From the land of Don Quixote – La Mancha in Spain, comes a cheese that captures the essence of the Iberian Peninsula and delivers a piquant flavour that is unique to sheep’s milk cheese.
To be recognised as an authentic Manchego Cheese under PDO (Protected Destination of Origin) guidelines, the cheese must be made only from pasteurised or non-pasteurised Manchego sheep’s milk. It is then cured in traditional grass moulds that leave a distinctive basket-weave pattern on the inedible rind. A wheat-ear pattern is also pressed onto the top and bottom of the cheese.
Like many cheeses, Manchego develops a different flavour profile and texture as it ages. Young Manchego, or Semi Curado tends to be fruity and grassy, with a supple, moist texture. Semi aged or Curado Manchego has usually been aged for 6 months and has a distinct acidity and a rich, caramel flavour. And Viejo or aged Manchego is deliciously crumbly, almost butterscotch in colour and has a sweet, lingering taste.
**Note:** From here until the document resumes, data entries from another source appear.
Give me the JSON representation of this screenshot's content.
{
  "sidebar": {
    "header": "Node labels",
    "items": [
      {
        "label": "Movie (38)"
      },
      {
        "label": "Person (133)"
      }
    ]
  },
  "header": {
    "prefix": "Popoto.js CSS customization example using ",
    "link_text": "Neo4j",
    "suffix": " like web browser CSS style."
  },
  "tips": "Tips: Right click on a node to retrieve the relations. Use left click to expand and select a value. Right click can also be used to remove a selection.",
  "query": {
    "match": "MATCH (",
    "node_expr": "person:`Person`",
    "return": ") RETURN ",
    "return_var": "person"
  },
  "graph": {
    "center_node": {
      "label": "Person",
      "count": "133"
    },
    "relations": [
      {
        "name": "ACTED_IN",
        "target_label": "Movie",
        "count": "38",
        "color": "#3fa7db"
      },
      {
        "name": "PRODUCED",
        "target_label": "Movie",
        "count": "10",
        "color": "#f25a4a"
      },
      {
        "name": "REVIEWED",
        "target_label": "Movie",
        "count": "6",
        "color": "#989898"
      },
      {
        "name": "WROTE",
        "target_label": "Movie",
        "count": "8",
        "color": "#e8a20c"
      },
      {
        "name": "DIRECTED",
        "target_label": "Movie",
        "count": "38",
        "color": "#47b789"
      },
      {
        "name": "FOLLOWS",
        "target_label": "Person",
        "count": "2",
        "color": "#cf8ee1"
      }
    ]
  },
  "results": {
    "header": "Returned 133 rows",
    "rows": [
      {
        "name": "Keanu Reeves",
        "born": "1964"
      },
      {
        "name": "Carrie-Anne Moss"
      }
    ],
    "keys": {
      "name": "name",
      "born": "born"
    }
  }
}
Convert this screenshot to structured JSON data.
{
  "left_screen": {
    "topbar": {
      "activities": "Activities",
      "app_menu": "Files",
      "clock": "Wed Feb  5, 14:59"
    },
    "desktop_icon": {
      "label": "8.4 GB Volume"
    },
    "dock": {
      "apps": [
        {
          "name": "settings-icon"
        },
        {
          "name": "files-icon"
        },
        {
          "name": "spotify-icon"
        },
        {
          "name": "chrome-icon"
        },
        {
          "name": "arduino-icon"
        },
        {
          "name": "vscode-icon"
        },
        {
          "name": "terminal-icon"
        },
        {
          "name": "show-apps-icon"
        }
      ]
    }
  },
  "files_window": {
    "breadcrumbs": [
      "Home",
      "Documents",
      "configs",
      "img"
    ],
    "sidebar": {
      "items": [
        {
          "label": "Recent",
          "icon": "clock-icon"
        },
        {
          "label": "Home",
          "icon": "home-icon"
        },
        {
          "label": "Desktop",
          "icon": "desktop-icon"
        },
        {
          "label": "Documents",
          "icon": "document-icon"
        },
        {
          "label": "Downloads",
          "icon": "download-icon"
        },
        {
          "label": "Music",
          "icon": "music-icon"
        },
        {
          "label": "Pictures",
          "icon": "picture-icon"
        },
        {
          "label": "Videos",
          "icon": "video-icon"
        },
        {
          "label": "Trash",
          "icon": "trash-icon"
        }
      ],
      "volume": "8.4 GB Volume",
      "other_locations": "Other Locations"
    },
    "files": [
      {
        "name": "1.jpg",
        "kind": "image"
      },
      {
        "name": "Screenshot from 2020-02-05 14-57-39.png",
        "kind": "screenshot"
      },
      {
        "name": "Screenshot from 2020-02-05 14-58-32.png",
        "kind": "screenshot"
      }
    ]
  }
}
Although traditionally Manchego was stored by wrapping it in a damp cloth, a far better way to protect its flavour is to keep it dry and cool. Wrap it in waxy paper, seal it in a plastic container and store it on the bottom shelf in your fridge.